- [SOURCE INFORMATION]
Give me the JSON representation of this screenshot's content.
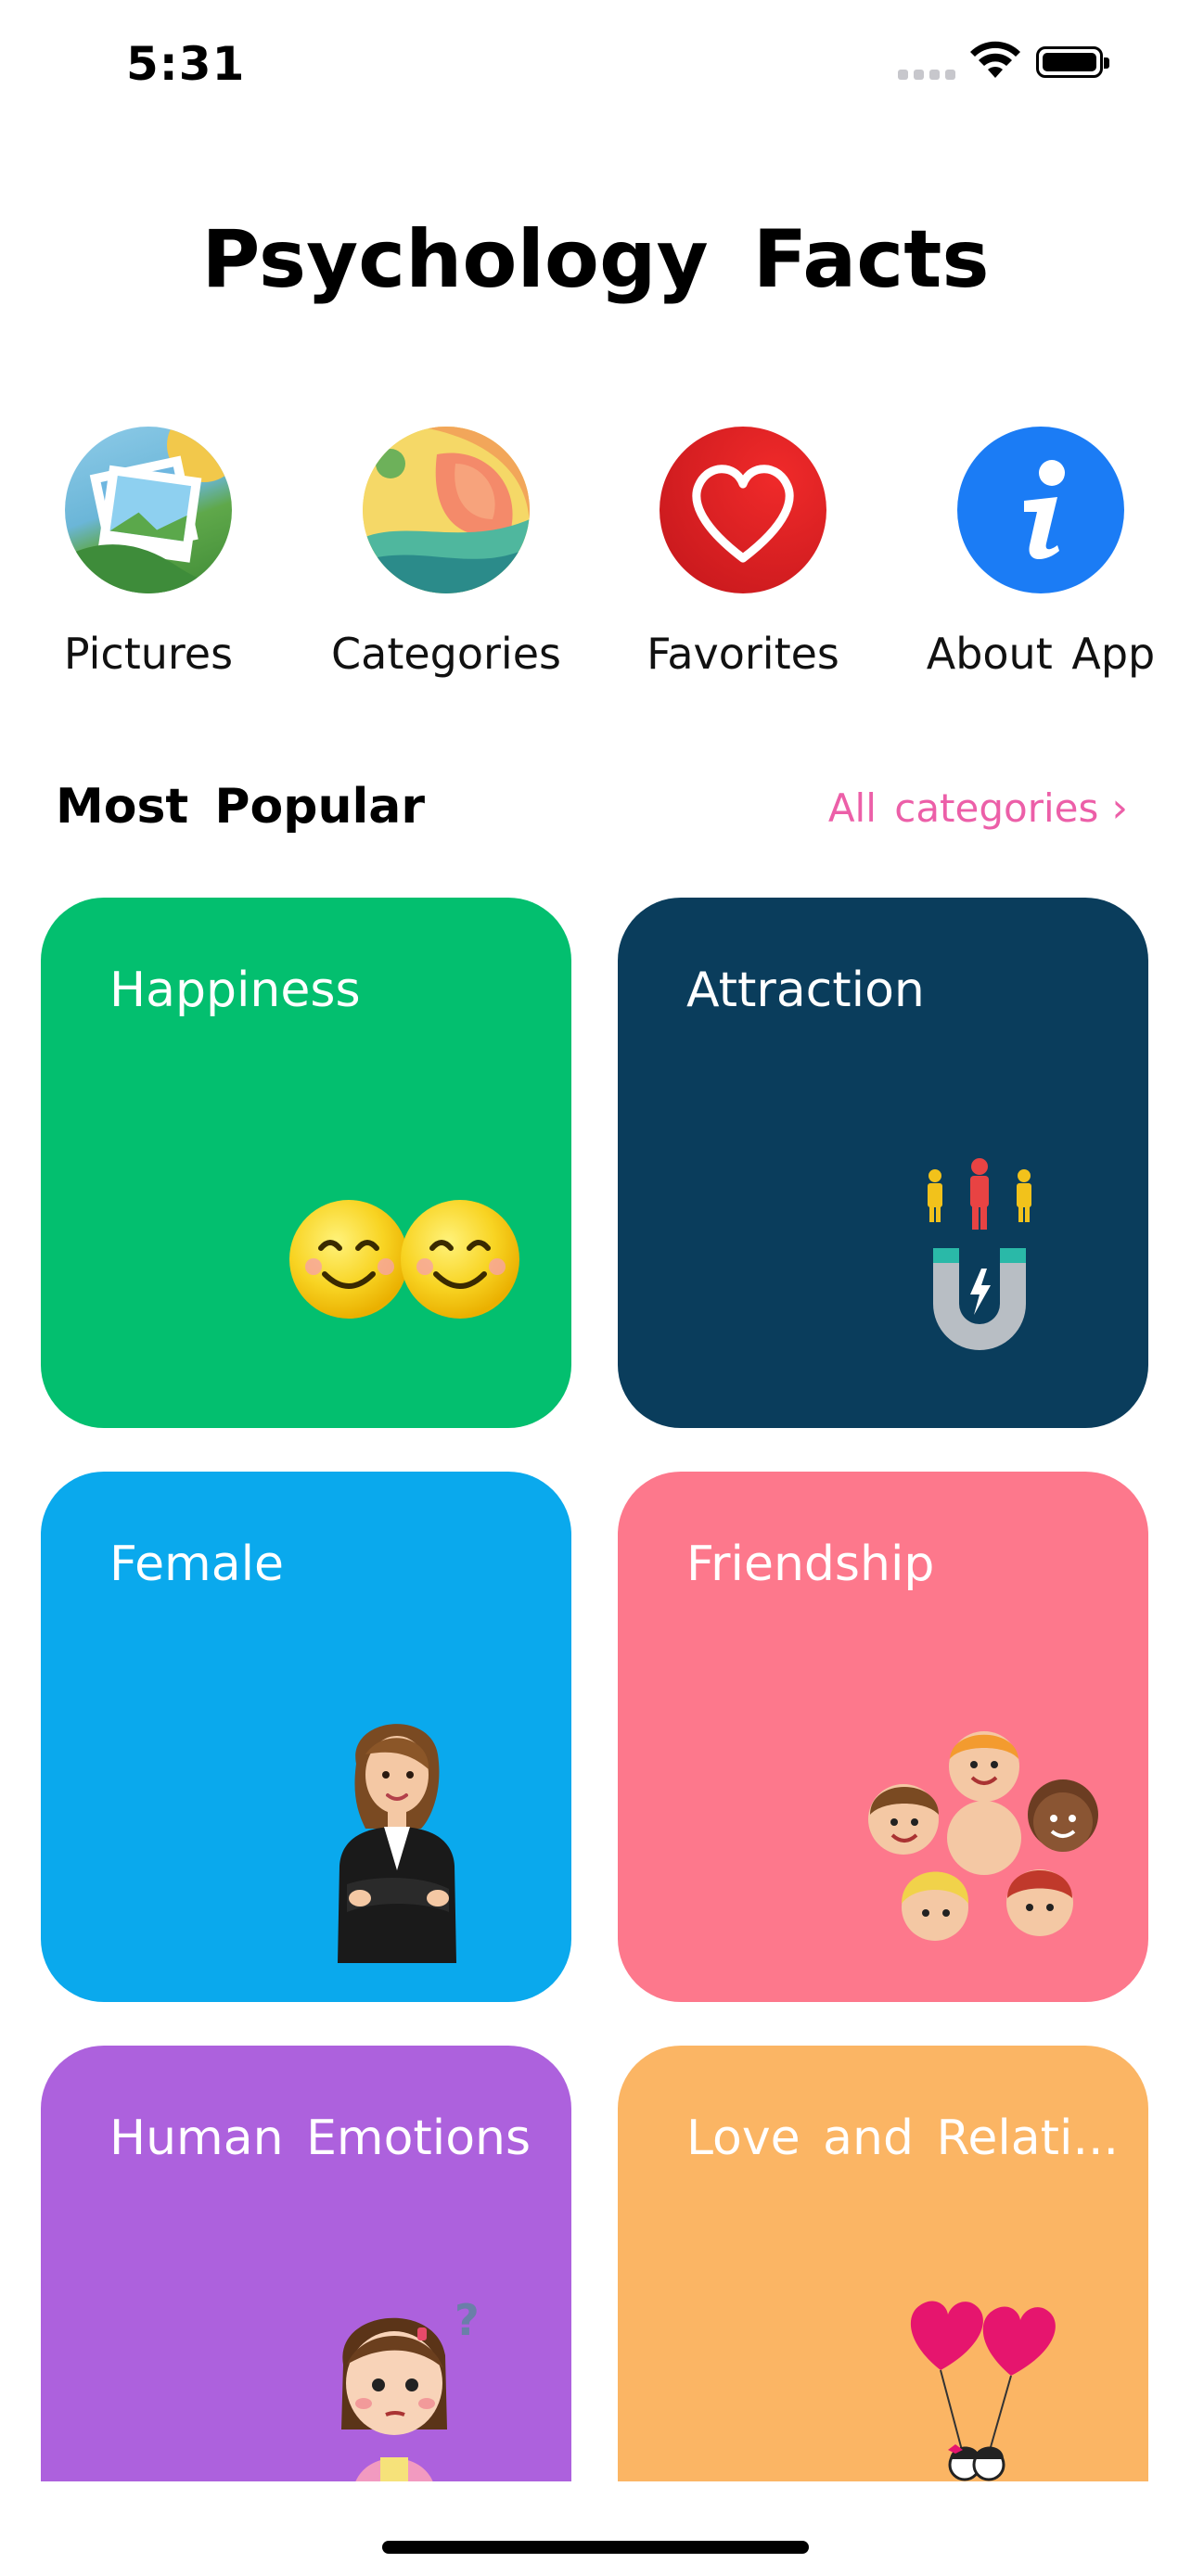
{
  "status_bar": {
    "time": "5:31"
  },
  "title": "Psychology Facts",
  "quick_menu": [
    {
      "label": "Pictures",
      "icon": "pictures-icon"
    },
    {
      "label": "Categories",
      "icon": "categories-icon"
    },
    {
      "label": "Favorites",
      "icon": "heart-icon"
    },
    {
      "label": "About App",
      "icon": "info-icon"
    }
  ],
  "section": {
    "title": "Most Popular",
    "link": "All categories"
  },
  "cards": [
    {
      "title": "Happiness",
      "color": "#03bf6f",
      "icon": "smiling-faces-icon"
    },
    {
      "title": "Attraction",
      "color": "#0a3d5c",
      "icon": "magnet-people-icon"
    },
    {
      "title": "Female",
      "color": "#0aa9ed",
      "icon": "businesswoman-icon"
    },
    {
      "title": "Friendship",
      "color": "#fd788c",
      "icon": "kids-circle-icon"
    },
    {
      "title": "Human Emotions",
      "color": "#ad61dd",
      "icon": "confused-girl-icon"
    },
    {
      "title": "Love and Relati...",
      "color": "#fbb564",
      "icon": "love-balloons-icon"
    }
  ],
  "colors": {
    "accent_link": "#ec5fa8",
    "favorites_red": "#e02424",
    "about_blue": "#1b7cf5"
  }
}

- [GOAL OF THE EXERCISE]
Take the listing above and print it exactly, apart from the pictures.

- [SOLVED PROBLEM]
Give me the JSON representation of this screenshot's content.
{
  "status_bar": {
    "time": "5:31"
  },
  "title": "Psychology Facts",
  "quick_menu": [
    {
      "label": "Pictures",
      "icon": "pictures-icon"
    },
    {
      "label": "Categories",
      "icon": "categories-icon"
    },
    {
      "label": "Favorites",
      "icon": "heart-icon"
    },
    {
      "label": "About App",
      "icon": "info-icon"
    }
  ],
  "section": {
    "title": "Most Popular",
    "link": "All categories"
  },
  "cards": [
    {
      "title": "Happiness",
      "color": "#03bf6f",
      "icon": "smiling-faces-icon"
    },
    {
      "title": "Attraction",
      "color": "#0a3d5c",
      "icon": "magnet-people-icon"
    },
    {
      "title": "Female",
      "color": "#0aa9ed",
      "icon": "businesswoman-icon"
    },
    {
      "title": "Friendship",
      "color": "#fd788c",
      "icon": "kids-circle-icon"
    },
    {
      "title": "Human Emotions",
      "color": "#ad61dd",
      "icon": "confused-girl-icon"
    },
    {
      "title": "Love and Relati...",
      "color": "#fbb564",
      "icon": "love-balloons-icon"
    }
  ],
  "colors": {
    "accent_link": "#ec5fa8",
    "favorites_red": "#e02424",
    "about_blue": "#1b7cf5"
  }
}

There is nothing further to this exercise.